And when you realize this, and how desperately we need each other, you also must realize how God expects us to respect (and work with) one another. Especially if we are different!

Yes, you and I are VERY different. Aren't you glad?


Monday, August 08, 2016

Here comes the worm, and there goes the shade tree

A few weeks ago, Pulse (our young adults group) was studying the book of Jonah. Most people focus on the part of the story where the reluctant prophet gets swallowed by a whale; but I felt particularly drawn to the fourth and final chapter in the story.

And as usual, God gave me a poignant, real-life illustration of the principles in His Word.

The fourth chapter finds Jonah, having (finally) fulfilled God's command by walking back and forth among the streets of the ancient world's largest city, Nineveh, proclaiming:

"Forty more days Nineveh will be overthrown."

It was a very simple message God had given him to deliver. God had said in chapter 1, "Go to the great city of Nineveh and preach against it, because its wickedness has come up before me." And in chapter 3, after Jonah got barfed up on the beach facing Nineveh, He added: "Go to the great city of Nineveh and proclaim to it the message I give you.” So that's what Jonah did. And of course the amazing thing that happened as a result was nothing short of the greatest revival in history. Tens of thousands of Ninevites repented of their sin, "from the least to the greatest." Even the king got into sackcloth and ashes. And God in His compassion and mercy decided to spare Nineveh from the promised calamity.

And Jonah was not a happy camper. Chapter 4 details his expression of anger against God for being so gracious to Israel's enemies. Remaining convinced that surely God was mistaken and the repentance was false, he sat up on a hillside above Nineveh to watch and see what would happen.

What happens next in chapter 4 is fascinating, and the point of this blog. Verses 6 through 8 report:

Then the Lord God provided a leafy plant and made it grow up over Jonah to give shade for his head to ease his discomfort, and Jonah was very happy about the plant. But at dawn the next day God provided a worm, which chewed the plant so that it withered. When the sun rose, God provided a scorching east wind, and the sun blazed on Jonah’s head so that he grew faint. He wanted to die, and said, “It would be better for me to die than to live.”

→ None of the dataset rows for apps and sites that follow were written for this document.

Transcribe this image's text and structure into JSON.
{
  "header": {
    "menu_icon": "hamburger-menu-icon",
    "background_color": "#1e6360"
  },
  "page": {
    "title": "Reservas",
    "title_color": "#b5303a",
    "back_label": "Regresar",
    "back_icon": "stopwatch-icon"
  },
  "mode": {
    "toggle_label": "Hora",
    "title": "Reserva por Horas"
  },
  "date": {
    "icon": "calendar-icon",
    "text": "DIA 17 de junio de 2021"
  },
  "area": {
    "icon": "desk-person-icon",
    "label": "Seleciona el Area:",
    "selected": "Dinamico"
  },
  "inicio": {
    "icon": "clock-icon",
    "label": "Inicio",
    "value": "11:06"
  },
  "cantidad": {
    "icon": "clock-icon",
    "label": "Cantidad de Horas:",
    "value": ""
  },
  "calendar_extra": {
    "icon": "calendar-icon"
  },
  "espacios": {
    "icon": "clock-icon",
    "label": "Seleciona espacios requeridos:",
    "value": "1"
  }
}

Why would our gracious and loving God both provide great comfort to make Jonah happy ... then take it away to make him miserable? What was the point?

It's easy to conclude from reading this passage that God is more interested in developing our character than He is in our comfort and happiness. Note that "God provided" both the blessing (the shade tree) and the curse (the worm that chewed it). He used Jonah's resulting discomfort and frustration as an object lesson both on how "the Lord gives and the Lord taketh away" and why compassion is such a key part of God's character (and should be a key part of ours as well).

My Shade Tree

Right before leading this Bible study, I was called to a meeting in our human resources department and informed I was being laid off. For nearly 23 years, God had provided me with a marvelous shade tree, my job at World Vision. I loved it, I was good at it, it brought me great joy and satisfaction, not to mention a decent living. I had planned to retire in about three years or so, after I had accomplished a few more milestones. All was good.

But then, bam, God sent a worm to chew on my shade tree!

So, after studying Jonah 4 I've been asking myself, "What is it in my character that God is seeking to work on through this event?" I'm grateful to God for the many years of beautiful shade. I must be grateful as well for the worm. For both come from His hand.

I've blogged before about how the Hebrew word translated "worm" in chapter 4 is "Tolah," the crimson worm which throughout Scripture is used to represent the Messiah. (For instance, see the Messianic Psalm 22.) Jesus was in some manner in Jonah's worm, which reminds us that He gave up the comforts of heaven to be born as a human baby, to struggle with all the things we struggle with, and ultimately to give up His life on the Cross for our sins.

I'm grateful that God is present in both blessing and comfort, as well as in adversity. Thank you for your prayers as we seek to discern His will in this next phase of our lives together.